• DIRECTIONS: Count the lines in the records below that contain the word "días", and give only that count.

Entries from a dataset of interfaces:
------------------------------------------------------------------------

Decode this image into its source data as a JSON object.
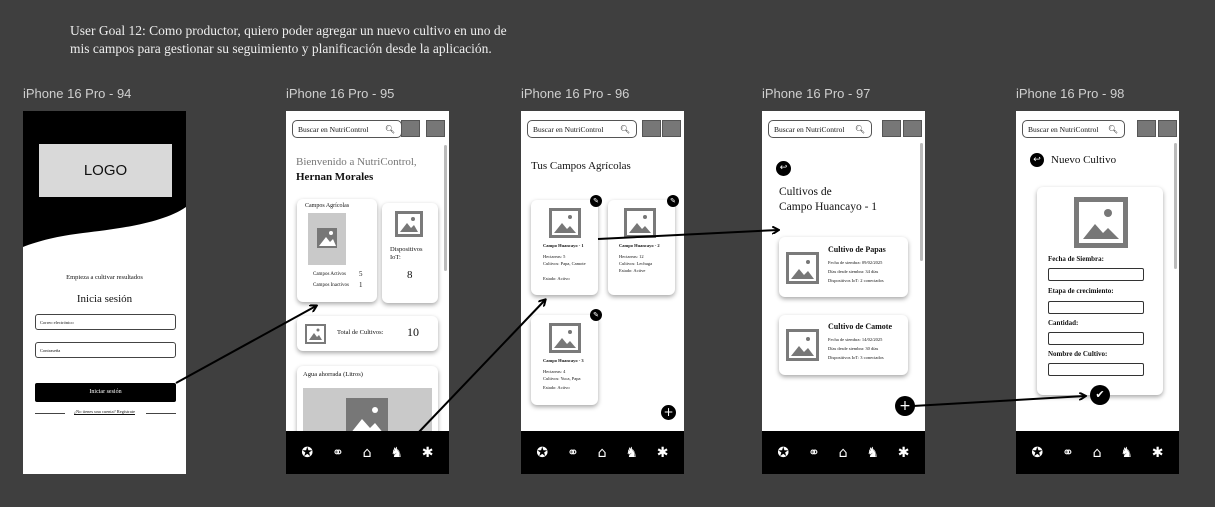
{
  "goal": {
    "line1": "User Goal 12: Como productor, quiero poder agregar un nuevo cultivo en uno de",
    "line2": "mis campos para gestionar su seguimiento y planificación desde la aplicación."
  },
  "frames": {
    "f1": "iPhone 16 Pro - 94",
    "f2": "iPhone 16 Pro - 95",
    "f3": "iPhone 16 Pro - 96",
    "f4": "iPhone 16 Pro - 97",
    "f5": "iPhone 16 Pro - 98"
  },
  "search": {
    "placeholder": "Buscar en NutriControl"
  },
  "login": {
    "logo": "LOGO",
    "tagline": "Empieza a cultivar resultados",
    "title": "Inicia sesión",
    "email_placeholder": "Correo electrónico",
    "password_placeholder": "Contraseña",
    "button": "Iniciar sesión",
    "register": "¿No tienes una cuenta? Regístrate"
  },
  "home": {
    "welcome": "Bienvenido a NutriControl,",
    "user": "Hernan Morales",
    "campos_title": "Campos Agrícolas",
    "activos_label": "Campos Activos",
    "activos_value": "5",
    "inactivos_label": "Campos Inactivos",
    "inactivos_value": "1",
    "dispositivos_label": "Dispositivos IoT:",
    "dispositivos_value": "8",
    "cultivos_label": "Total de Cultivos:",
    "cultivos_value": "10",
    "agua_label": "Agua ahorrada (Litros)"
  },
  "campos": {
    "title": "Tus Campos Agrícolas",
    "items": [
      {
        "name": "Campo Huancayo - 1",
        "l1": "Hectareas: 5",
        "l2": "Cultivos: Papa, Camote",
        "l3": "Estado: Activo"
      },
      {
        "name": "Campo Huancayo - 2",
        "l1": "Hectareas: 12",
        "l2": "Cultivos: Lechuga",
        "l3": "Estado: Active"
      },
      {
        "name": "Campo Huancayo - 3",
        "l1": "Hectareas: 4",
        "l2": "Cultivos: Yuca, Papa",
        "l3": "Estado: Activo"
      }
    ]
  },
  "cultivos": {
    "title1": "Cultivos de",
    "title2": "Campo Huancayo - 1",
    "items": [
      {
        "name": "Cultivo de Papas",
        "l1": "Fecha de siembra: 09/02/2025",
        "l2": "Días desde siembra: 34 días",
        "l3": "Dispositivos IoT: 2 conectados"
      },
      {
        "name": "Cultivo de Camote",
        "l1": "Fecha de siembra: 14/02/2025",
        "l2": "Días desde siembra: 30 días",
        "l3": "Dispositivos IoT: 3 conectados"
      }
    ]
  },
  "nuevo": {
    "title": "Nuevo Cultivo",
    "fecha": "Fecha de Siembra:",
    "etapa": "Etapa de crecimiento:",
    "cantidad": "Cantidad:",
    "nombre": "Nombre de Cultivo:"
  },
  "icons": {
    "nav": [
      "settings-icon",
      "search-icon",
      "home-icon",
      "farmer-icon",
      "bulb-icon"
    ]
  }
}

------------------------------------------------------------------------

• YOUR RESPONSE: 2